■ WORK REQUEST ■
Repeat verbatim what the listing holds, but not its pictures.

■ PROVIDED RECORDS ■
===

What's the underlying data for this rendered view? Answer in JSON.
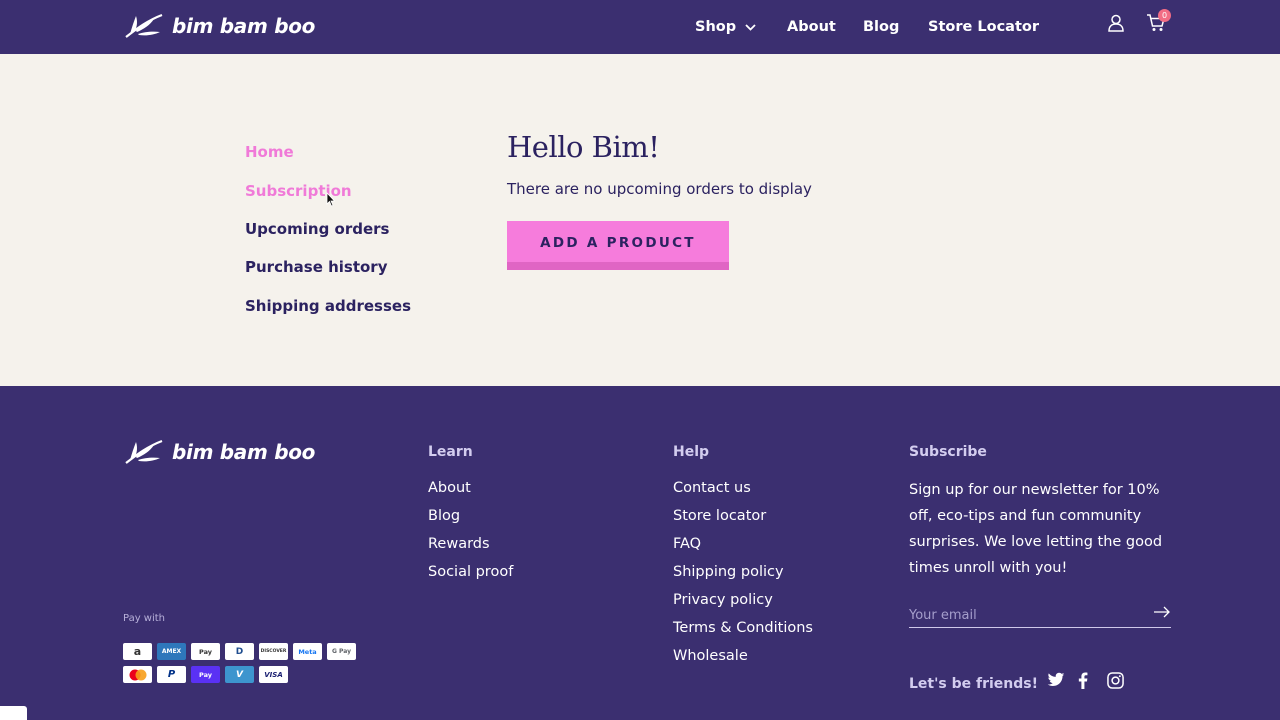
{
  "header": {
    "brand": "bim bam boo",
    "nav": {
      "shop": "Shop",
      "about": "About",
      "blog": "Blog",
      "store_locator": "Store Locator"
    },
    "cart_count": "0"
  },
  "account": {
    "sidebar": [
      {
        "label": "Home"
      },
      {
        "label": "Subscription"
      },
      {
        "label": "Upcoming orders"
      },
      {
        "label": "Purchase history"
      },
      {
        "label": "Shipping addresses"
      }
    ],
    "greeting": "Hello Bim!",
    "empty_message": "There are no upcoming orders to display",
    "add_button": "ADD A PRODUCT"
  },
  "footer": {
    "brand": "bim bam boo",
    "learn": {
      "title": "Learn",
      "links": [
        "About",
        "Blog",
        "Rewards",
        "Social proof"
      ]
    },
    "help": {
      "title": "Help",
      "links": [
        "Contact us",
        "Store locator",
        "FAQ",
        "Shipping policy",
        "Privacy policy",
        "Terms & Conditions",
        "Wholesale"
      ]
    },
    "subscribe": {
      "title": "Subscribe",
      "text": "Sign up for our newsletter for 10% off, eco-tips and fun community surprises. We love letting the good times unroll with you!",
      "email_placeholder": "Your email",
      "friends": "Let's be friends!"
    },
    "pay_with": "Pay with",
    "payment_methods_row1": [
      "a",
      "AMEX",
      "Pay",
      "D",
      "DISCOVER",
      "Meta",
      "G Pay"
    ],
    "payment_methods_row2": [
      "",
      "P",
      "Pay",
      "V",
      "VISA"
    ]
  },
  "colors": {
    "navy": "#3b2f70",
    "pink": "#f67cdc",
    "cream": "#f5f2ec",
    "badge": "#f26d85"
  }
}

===

■ OUTPUT OF THE EXERCISE ■
What's the underlying data for this rendered view? Answer in JSON.
{
  "header": {
    "brand": "bim bam boo",
    "nav": {
      "shop": "Shop",
      "about": "About",
      "blog": "Blog",
      "store_locator": "Store Locator"
    },
    "cart_count": "0"
  },
  "account": {
    "sidebar": [
      {
        "label": "Home"
      },
      {
        "label": "Subscription"
      },
      {
        "label": "Upcoming orders"
      },
      {
        "label": "Purchase history"
      },
      {
        "label": "Shipping addresses"
      }
    ],
    "greeting": "Hello Bim!",
    "empty_message": "There are no upcoming orders to display",
    "add_button": "ADD A PRODUCT"
  },
  "footer": {
    "brand": "bim bam boo",
    "learn": {
      "title": "Learn",
      "links": [
        "About",
        "Blog",
        "Rewards",
        "Social proof"
      ]
    },
    "help": {
      "title": "Help",
      "links": [
        "Contact us",
        "Store locator",
        "FAQ",
        "Shipping policy",
        "Privacy policy",
        "Terms & Conditions",
        "Wholesale"
      ]
    },
    "subscribe": {
      "title": "Subscribe",
      "text": "Sign up for our newsletter for 10% off, eco-tips and fun community surprises. We love letting the good times unroll with you!",
      "email_placeholder": "Your email",
      "friends": "Let's be friends!"
    },
    "pay_with": "Pay with",
    "payment_methods_row1": [
      "a",
      "AMEX",
      "Pay",
      "D",
      "DISCOVER",
      "Meta",
      "G Pay"
    ],
    "payment_methods_row2": [
      "",
      "P",
      "Pay",
      "V",
      "VISA"
    ]
  },
  "colors": {
    "navy": "#3b2f70",
    "pink": "#f67cdc",
    "cream": "#f5f2ec",
    "badge": "#f26d85"
  }
}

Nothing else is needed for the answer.